▶ [Your assignment]:
The answer must be a single number: the count of lines below that contain the string "description".

Web page and app entries
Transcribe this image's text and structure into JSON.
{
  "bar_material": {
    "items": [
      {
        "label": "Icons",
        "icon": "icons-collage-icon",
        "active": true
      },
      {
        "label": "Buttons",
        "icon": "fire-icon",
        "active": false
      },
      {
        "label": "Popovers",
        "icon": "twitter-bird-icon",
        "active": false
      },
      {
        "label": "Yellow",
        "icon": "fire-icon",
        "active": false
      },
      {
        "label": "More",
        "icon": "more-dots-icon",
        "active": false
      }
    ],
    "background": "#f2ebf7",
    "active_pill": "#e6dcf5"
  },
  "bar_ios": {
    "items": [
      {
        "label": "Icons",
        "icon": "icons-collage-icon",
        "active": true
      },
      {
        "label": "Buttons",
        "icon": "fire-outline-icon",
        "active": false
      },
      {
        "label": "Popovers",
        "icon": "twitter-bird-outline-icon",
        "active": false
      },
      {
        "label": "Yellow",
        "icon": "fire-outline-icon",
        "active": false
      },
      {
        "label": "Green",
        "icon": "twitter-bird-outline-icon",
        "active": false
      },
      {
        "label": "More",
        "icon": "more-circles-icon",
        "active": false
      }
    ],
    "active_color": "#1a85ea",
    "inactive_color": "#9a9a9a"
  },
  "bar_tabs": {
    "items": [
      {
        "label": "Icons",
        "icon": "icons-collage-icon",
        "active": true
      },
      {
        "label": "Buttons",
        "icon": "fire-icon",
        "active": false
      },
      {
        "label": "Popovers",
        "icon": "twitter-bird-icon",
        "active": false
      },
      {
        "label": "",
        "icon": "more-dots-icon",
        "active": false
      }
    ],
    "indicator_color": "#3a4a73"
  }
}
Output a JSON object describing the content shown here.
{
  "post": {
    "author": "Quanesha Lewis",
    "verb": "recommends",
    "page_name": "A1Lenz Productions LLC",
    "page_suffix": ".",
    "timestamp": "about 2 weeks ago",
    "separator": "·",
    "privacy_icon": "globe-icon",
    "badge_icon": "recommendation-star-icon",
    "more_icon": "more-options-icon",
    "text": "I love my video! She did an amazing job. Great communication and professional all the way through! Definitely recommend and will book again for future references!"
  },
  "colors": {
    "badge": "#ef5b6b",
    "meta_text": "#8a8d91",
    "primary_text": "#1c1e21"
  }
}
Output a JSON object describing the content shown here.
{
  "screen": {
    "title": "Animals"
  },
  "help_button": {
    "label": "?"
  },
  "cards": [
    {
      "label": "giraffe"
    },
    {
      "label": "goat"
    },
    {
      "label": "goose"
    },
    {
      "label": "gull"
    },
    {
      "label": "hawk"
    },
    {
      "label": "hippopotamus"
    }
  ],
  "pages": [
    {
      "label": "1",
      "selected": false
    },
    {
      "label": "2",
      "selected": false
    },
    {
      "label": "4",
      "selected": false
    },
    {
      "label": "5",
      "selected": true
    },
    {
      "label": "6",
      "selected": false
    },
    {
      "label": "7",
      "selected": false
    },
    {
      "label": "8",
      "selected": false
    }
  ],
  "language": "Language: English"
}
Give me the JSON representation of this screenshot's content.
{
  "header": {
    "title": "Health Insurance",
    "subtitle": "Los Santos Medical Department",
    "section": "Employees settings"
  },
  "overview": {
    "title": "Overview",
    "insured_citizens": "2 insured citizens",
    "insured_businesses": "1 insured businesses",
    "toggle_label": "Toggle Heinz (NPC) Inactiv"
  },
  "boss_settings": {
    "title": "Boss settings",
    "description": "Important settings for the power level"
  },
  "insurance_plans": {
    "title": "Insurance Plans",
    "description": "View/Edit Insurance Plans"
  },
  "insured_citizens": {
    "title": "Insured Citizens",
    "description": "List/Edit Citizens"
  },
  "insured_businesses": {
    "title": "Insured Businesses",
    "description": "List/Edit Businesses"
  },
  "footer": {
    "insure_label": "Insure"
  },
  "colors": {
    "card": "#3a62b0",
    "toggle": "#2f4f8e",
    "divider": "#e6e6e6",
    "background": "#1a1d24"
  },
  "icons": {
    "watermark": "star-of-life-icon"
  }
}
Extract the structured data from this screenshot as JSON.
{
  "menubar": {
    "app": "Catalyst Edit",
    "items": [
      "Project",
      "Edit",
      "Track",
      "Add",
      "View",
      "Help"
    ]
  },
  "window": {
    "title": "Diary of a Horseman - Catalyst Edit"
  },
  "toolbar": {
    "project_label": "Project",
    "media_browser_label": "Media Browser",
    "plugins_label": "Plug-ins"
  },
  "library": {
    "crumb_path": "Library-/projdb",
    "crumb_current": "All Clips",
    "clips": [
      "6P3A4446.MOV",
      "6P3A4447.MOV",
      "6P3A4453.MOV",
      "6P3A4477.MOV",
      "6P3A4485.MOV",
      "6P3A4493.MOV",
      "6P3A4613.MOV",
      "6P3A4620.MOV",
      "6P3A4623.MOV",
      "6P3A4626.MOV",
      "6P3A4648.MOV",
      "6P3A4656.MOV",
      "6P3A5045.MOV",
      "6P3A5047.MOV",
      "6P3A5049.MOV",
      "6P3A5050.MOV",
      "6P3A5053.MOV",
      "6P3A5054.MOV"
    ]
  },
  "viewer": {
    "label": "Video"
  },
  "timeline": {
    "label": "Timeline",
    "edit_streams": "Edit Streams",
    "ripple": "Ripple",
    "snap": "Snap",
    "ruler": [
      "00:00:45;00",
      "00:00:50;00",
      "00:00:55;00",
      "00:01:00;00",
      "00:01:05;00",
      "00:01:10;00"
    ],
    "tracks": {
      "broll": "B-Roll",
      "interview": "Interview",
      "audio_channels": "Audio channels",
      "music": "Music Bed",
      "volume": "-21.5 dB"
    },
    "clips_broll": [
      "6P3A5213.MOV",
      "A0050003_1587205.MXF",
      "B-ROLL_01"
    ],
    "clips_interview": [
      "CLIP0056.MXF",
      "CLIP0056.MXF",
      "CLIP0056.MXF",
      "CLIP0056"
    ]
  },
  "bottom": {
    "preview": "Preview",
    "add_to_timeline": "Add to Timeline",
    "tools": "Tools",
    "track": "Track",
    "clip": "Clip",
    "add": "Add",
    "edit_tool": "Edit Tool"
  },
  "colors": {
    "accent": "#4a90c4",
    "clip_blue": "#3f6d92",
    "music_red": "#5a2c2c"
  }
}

▶ [Response area]:
4